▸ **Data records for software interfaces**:
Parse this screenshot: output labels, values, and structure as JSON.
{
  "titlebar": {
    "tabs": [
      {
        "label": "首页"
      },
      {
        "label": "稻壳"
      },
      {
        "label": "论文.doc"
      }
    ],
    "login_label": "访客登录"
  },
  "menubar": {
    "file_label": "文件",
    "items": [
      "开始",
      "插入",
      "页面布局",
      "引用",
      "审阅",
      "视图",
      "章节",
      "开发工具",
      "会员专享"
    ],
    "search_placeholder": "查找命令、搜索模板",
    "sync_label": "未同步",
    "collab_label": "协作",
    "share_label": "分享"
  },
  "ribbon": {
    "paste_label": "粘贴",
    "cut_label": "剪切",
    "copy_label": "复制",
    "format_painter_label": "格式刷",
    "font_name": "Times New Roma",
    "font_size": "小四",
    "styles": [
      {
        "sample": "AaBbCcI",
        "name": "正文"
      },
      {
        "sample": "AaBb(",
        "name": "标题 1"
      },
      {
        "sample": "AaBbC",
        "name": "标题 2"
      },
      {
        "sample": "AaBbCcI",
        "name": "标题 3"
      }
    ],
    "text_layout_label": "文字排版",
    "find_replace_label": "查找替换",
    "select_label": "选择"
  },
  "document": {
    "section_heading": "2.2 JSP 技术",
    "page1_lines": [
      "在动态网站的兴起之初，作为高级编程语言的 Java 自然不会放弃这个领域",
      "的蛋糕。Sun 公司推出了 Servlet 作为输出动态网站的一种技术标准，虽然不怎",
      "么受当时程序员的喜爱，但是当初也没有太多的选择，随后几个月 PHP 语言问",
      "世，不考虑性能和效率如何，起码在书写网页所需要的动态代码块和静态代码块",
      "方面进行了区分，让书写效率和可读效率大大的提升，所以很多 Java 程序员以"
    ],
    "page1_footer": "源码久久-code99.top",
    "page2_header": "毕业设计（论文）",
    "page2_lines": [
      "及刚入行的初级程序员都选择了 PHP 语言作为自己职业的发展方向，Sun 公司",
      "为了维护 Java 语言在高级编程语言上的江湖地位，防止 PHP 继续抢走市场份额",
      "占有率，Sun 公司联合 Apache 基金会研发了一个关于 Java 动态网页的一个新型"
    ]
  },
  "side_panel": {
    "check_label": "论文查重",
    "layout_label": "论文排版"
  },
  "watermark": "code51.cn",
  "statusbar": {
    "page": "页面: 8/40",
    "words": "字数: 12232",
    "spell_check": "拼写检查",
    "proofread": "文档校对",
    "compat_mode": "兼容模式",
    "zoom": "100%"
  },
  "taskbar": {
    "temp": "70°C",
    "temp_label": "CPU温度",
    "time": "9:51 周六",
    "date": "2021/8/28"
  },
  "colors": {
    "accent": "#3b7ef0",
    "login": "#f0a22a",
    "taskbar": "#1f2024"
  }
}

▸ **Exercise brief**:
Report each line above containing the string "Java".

▸ **Written solution**:
      "在动态网站的兴起之初，作为高级编程语言的 Java 自然不会放弃这个领域",
      "方面进行了区分，让书写效率和可读效率大大的提升，所以很多 Java 程序员以"
      "为了维护 Java 语言在高级编程语言上的江湖地位，防止 PHP 继续抢走市场份额",
      "占有率，Sun 公司联合 Apache 基金会研发了一个关于 Java 动态网页的一个新型"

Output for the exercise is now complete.